§ Data extract:
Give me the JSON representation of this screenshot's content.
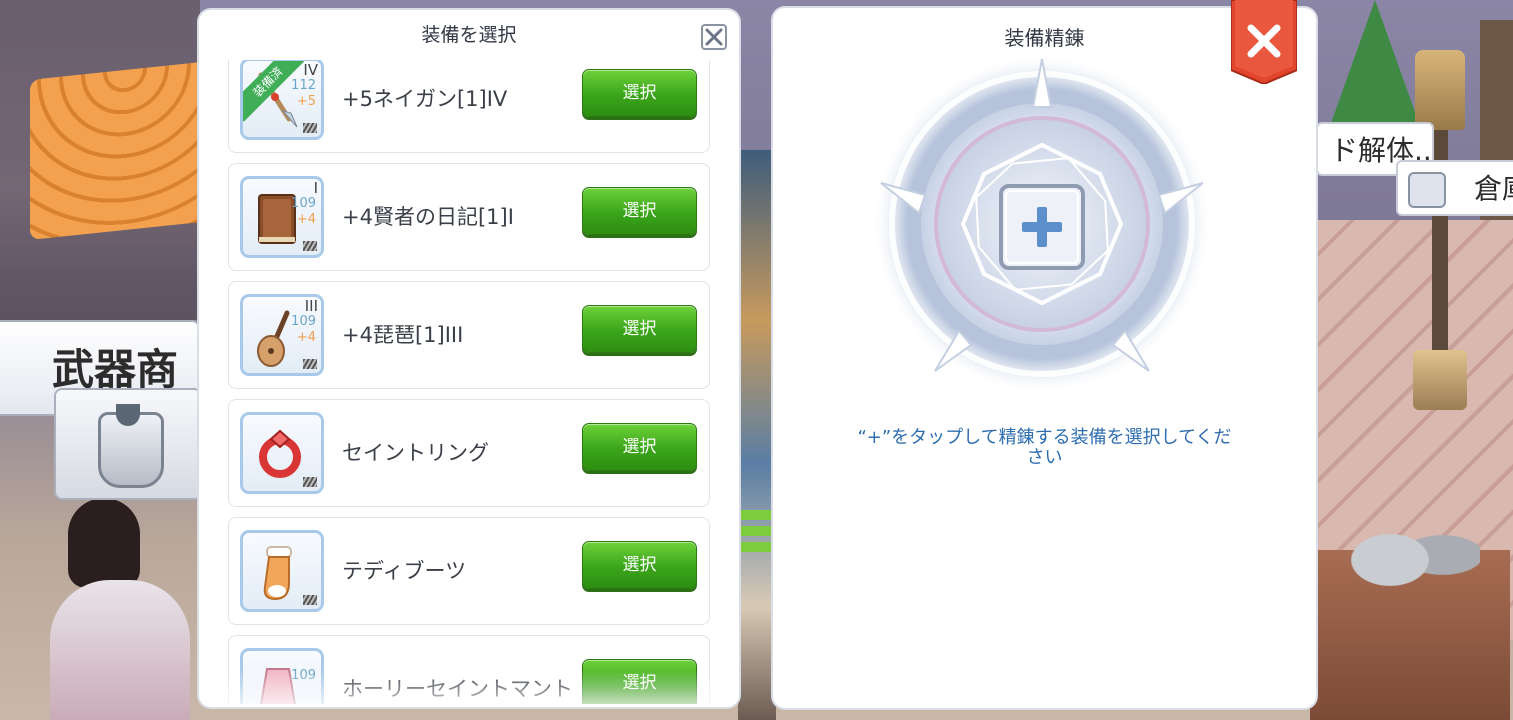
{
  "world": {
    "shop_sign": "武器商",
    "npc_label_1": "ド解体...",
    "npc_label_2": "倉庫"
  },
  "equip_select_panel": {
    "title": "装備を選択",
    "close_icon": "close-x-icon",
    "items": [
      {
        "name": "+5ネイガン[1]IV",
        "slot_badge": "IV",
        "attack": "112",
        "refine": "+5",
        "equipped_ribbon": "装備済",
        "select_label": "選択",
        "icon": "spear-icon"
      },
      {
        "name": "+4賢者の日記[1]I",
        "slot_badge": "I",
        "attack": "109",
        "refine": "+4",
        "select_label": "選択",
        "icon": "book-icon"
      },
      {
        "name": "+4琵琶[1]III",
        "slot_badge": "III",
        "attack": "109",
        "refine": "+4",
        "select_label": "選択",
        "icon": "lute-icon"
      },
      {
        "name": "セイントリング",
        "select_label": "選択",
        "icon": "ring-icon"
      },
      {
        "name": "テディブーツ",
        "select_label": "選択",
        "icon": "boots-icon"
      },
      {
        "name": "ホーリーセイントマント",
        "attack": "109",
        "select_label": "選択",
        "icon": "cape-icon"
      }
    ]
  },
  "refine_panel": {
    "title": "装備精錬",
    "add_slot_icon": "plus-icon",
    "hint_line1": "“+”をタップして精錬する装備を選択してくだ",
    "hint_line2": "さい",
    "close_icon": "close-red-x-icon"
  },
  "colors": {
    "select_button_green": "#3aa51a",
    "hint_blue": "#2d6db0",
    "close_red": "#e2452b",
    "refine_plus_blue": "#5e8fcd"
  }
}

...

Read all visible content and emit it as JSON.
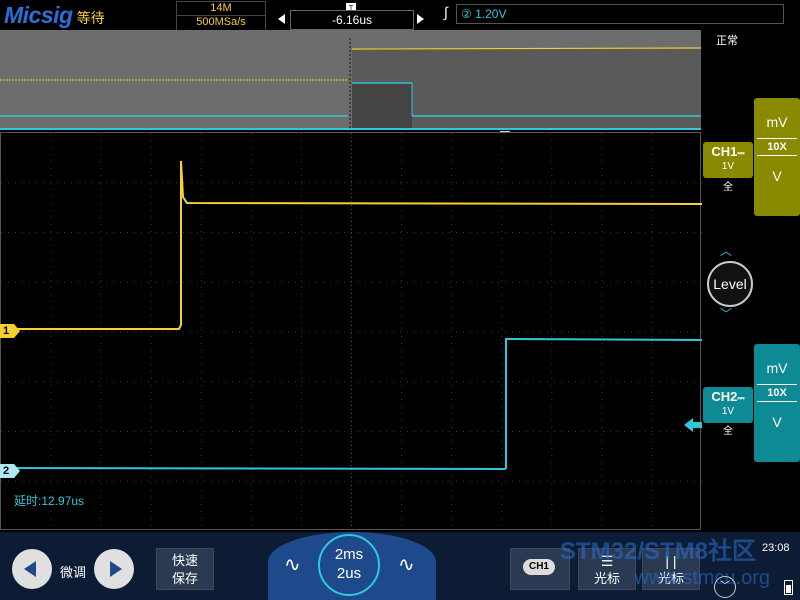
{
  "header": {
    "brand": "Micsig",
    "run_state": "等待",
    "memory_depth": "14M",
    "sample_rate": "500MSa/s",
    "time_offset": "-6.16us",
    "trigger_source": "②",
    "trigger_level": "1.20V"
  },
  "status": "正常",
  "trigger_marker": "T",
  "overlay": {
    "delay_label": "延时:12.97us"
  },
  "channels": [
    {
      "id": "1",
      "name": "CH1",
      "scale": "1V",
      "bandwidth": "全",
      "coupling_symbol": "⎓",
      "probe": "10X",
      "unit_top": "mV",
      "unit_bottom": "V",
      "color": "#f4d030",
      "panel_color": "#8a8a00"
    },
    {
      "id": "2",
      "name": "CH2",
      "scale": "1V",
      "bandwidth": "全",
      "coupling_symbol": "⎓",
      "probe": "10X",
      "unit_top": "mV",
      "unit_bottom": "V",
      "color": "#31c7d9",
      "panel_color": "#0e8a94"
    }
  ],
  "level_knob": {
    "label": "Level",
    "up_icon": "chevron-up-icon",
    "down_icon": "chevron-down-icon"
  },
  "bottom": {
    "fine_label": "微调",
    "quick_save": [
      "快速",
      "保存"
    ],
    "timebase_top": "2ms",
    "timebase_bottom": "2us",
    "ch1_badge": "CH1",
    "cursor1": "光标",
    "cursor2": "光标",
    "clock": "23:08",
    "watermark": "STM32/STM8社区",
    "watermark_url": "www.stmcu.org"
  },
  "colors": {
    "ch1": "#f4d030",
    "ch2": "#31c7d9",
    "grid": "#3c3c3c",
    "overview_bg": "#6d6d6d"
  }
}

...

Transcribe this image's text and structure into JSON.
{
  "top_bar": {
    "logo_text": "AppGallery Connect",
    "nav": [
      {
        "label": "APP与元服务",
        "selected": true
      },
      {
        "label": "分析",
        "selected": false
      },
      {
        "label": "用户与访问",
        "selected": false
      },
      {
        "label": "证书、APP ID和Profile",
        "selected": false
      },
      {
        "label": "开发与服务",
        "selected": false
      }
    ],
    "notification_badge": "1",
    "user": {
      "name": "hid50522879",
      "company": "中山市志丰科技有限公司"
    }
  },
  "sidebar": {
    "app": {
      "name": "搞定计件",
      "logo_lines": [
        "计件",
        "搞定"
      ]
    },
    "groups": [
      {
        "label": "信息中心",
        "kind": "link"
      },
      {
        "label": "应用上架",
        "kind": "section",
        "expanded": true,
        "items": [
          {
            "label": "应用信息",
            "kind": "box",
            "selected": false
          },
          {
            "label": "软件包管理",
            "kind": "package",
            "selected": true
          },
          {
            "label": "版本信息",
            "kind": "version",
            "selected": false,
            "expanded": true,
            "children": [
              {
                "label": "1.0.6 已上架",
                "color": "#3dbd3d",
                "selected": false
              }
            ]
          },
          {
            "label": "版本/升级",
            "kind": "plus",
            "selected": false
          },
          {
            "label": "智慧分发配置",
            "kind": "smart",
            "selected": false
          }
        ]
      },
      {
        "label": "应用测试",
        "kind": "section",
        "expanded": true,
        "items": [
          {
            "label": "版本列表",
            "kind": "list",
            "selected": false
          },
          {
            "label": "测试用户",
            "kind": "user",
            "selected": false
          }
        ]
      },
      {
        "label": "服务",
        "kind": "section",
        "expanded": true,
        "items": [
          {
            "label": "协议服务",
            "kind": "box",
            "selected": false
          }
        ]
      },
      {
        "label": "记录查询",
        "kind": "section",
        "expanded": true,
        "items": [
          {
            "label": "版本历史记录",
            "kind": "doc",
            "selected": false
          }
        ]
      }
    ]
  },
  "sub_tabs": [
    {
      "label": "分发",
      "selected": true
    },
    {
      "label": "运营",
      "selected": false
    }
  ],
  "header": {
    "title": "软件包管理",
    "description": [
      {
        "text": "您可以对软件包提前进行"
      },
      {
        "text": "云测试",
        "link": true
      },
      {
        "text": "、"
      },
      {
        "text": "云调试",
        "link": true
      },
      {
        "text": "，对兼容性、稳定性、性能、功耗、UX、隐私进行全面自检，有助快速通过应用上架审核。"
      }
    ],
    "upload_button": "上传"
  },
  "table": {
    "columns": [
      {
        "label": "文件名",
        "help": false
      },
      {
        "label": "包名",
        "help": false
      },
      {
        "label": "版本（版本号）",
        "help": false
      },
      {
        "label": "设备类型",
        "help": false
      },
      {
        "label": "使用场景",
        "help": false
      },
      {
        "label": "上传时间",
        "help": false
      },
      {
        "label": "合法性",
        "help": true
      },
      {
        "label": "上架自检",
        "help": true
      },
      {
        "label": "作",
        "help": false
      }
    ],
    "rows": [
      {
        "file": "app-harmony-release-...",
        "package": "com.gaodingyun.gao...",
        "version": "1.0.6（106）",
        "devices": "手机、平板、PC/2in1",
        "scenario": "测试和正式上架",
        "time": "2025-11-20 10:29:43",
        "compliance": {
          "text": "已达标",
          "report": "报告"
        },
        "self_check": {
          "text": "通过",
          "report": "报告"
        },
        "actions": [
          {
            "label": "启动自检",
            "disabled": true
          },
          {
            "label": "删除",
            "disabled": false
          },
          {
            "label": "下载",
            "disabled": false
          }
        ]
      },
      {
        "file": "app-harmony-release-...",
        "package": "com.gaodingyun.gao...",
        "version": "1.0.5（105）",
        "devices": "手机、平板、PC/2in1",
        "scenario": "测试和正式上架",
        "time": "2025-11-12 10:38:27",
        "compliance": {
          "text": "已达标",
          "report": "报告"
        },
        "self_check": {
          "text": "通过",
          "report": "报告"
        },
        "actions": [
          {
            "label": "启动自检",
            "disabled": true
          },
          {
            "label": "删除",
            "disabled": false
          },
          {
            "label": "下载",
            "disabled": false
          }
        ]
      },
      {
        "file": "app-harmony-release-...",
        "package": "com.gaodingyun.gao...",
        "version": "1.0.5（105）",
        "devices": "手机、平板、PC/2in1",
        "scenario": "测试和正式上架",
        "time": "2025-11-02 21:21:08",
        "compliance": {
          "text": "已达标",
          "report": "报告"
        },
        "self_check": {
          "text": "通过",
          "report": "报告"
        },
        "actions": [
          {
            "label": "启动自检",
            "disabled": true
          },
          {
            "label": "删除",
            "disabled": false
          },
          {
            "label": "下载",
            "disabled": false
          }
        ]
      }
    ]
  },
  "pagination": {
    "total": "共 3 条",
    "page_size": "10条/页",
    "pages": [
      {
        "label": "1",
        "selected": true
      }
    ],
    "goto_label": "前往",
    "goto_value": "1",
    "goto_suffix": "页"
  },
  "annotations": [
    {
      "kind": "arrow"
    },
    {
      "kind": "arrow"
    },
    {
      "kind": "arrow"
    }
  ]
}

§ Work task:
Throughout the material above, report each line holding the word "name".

§ Response box:
        "name": "+5ネイガン[1]IV",
        "name": "+4賢者の日記[1]I",
        "name": "+4琵琶[1]III",
        "name": "セイントリング",
        "name": "テディブーツ",
        "name": "ホーリーセイントマント",
      "name": "CH1",
      "name": "CH2",
      "name": "hid50522879",
      "name": "搞定计件",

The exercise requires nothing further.